→ Exercise goal
For each record below, set it down exactly but leave out any picture.

→ Information supplied

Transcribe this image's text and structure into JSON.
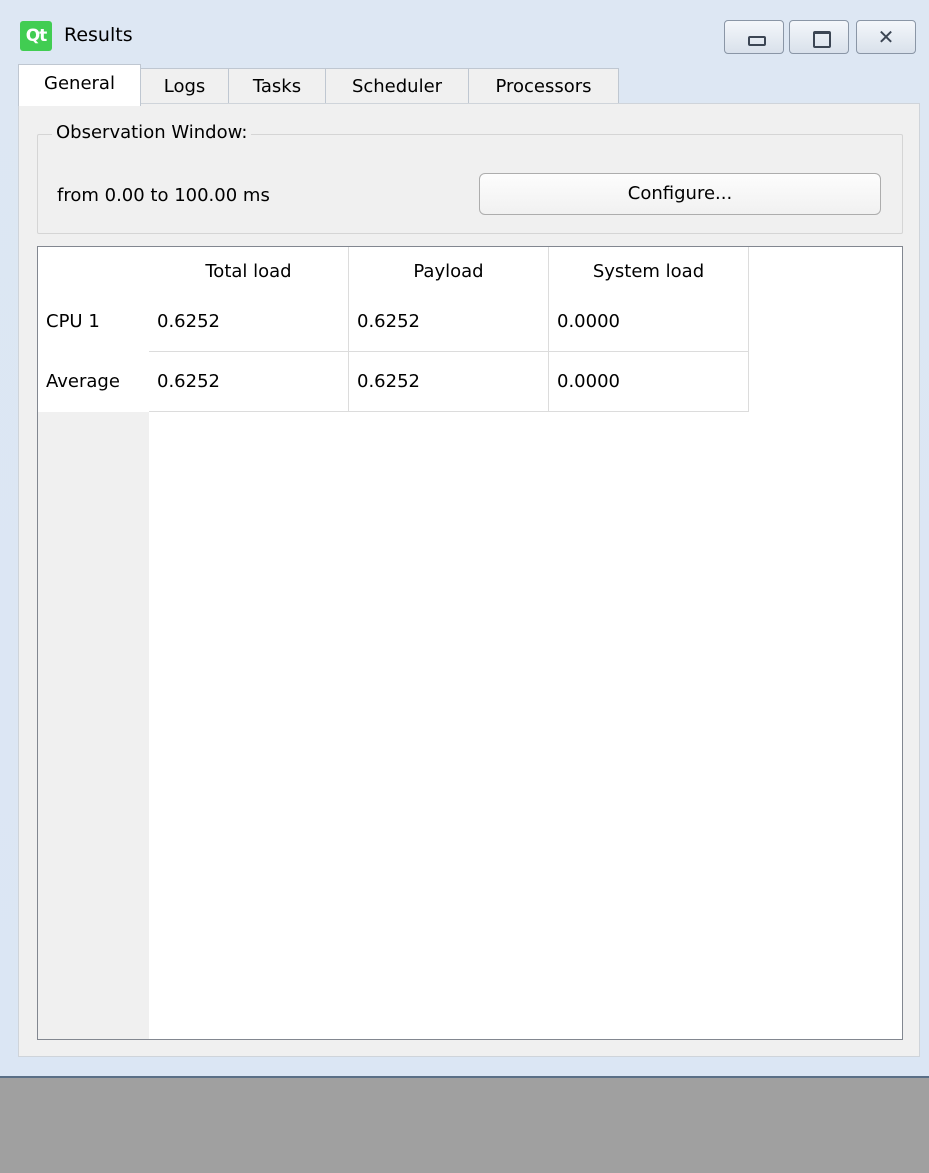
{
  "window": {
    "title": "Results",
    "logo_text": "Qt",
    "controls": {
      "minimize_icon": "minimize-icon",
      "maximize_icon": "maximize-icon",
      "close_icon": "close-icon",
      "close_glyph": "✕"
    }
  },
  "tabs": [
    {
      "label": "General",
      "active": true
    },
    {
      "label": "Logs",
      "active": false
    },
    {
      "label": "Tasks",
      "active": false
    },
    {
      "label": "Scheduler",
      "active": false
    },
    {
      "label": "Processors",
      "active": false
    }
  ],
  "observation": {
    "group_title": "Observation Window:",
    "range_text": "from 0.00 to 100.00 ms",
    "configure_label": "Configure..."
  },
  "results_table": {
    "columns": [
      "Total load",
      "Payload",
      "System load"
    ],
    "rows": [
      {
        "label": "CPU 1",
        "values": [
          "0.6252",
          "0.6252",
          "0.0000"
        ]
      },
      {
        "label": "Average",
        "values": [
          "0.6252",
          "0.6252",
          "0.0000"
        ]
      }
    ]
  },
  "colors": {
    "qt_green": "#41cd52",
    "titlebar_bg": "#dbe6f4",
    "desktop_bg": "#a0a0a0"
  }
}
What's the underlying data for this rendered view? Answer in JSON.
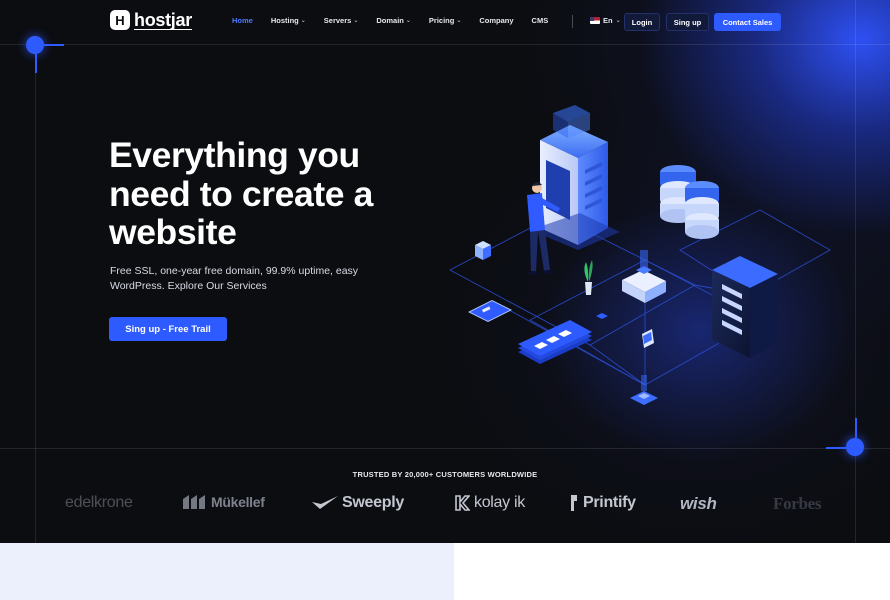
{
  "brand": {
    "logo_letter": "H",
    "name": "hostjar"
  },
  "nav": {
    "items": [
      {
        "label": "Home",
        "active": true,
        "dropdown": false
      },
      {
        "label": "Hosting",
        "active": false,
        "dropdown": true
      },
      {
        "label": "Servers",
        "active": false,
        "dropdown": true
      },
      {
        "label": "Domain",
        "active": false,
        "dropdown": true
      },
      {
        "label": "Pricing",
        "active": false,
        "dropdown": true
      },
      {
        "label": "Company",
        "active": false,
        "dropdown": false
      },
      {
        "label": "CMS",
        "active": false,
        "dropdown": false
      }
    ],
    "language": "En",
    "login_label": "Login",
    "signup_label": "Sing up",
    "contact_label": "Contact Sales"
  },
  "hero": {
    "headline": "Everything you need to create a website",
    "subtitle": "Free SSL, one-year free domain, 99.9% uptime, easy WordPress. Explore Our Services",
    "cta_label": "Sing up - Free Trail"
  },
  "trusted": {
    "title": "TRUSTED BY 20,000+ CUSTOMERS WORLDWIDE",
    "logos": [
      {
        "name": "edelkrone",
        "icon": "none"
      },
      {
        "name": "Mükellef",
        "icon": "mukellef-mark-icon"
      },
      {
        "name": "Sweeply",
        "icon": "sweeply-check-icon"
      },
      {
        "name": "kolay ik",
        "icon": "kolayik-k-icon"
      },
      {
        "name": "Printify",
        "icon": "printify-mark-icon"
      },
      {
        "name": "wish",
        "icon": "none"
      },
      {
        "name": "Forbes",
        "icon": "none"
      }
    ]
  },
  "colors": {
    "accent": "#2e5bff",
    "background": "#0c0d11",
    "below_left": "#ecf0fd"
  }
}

→ Answer section
Transcribe this image's text and structure into JSON.
{
  "window": {
    "title": "Results",
    "logo_text": "Qt",
    "controls": {
      "minimize_icon": "minimize-icon",
      "maximize_icon": "maximize-icon",
      "close_icon": "close-icon",
      "close_glyph": "✕"
    }
  },
  "tabs": [
    {
      "label": "General",
      "active": true
    },
    {
      "label": "Logs",
      "active": false
    },
    {
      "label": "Tasks",
      "active": false
    },
    {
      "label": "Scheduler",
      "active": false
    },
    {
      "label": "Processors",
      "active": false
    }
  ],
  "observation": {
    "group_title": "Observation Window:",
    "range_text": "from 0.00 to 100.00 ms",
    "configure_label": "Configure..."
  },
  "results_table": {
    "columns": [
      "Total load",
      "Payload",
      "System load"
    ],
    "rows": [
      {
        "label": "CPU 1",
        "values": [
          "0.6252",
          "0.6252",
          "0.0000"
        ]
      },
      {
        "label": "Average",
        "values": [
          "0.6252",
          "0.6252",
          "0.0000"
        ]
      }
    ]
  },
  "colors": {
    "qt_green": "#41cd52",
    "titlebar_bg": "#dbe6f4",
    "desktop_bg": "#a0a0a0"
  }
}
What's the underlying data for this rendered view? Answer in JSON.
{
  "brand": {
    "logo_letter": "H",
    "name": "hostjar"
  },
  "nav": {
    "items": [
      {
        "label": "Home",
        "active": true,
        "dropdown": false
      },
      {
        "label": "Hosting",
        "active": false,
        "dropdown": true
      },
      {
        "label": "Servers",
        "active": false,
        "dropdown": true
      },
      {
        "label": "Domain",
        "active": false,
        "dropdown": true
      },
      {
        "label": "Pricing",
        "active": false,
        "dropdown": true
      },
      {
        "label": "Company",
        "active": false,
        "dropdown": false
      },
      {
        "label": "CMS",
        "active": false,
        "dropdown": false
      }
    ],
    "language": "En",
    "login_label": "Login",
    "signup_label": "Sing up",
    "contact_label": "Contact Sales"
  },
  "hero": {
    "headline": "Everything you need to create a website",
    "subtitle": "Free SSL, one-year free domain, 99.9% uptime, easy WordPress. Explore Our Services",
    "cta_label": "Sing up - Free Trail"
  },
  "trusted": {
    "title": "TRUSTED BY 20,000+ CUSTOMERS WORLDWIDE",
    "logos": [
      {
        "name": "edelkrone",
        "icon": "none"
      },
      {
        "name": "Mükellef",
        "icon": "mukellef-mark-icon"
      },
      {
        "name": "Sweeply",
        "icon": "sweeply-check-icon"
      },
      {
        "name": "kolay ik",
        "icon": "kolayik-k-icon"
      },
      {
        "name": "Printify",
        "icon": "printify-mark-icon"
      },
      {
        "name": "wish",
        "icon": "none"
      },
      {
        "name": "Forbes",
        "icon": "none"
      }
    ]
  },
  "colors": {
    "accent": "#2e5bff",
    "background": "#0c0d11",
    "below_left": "#ecf0fd"
  }
}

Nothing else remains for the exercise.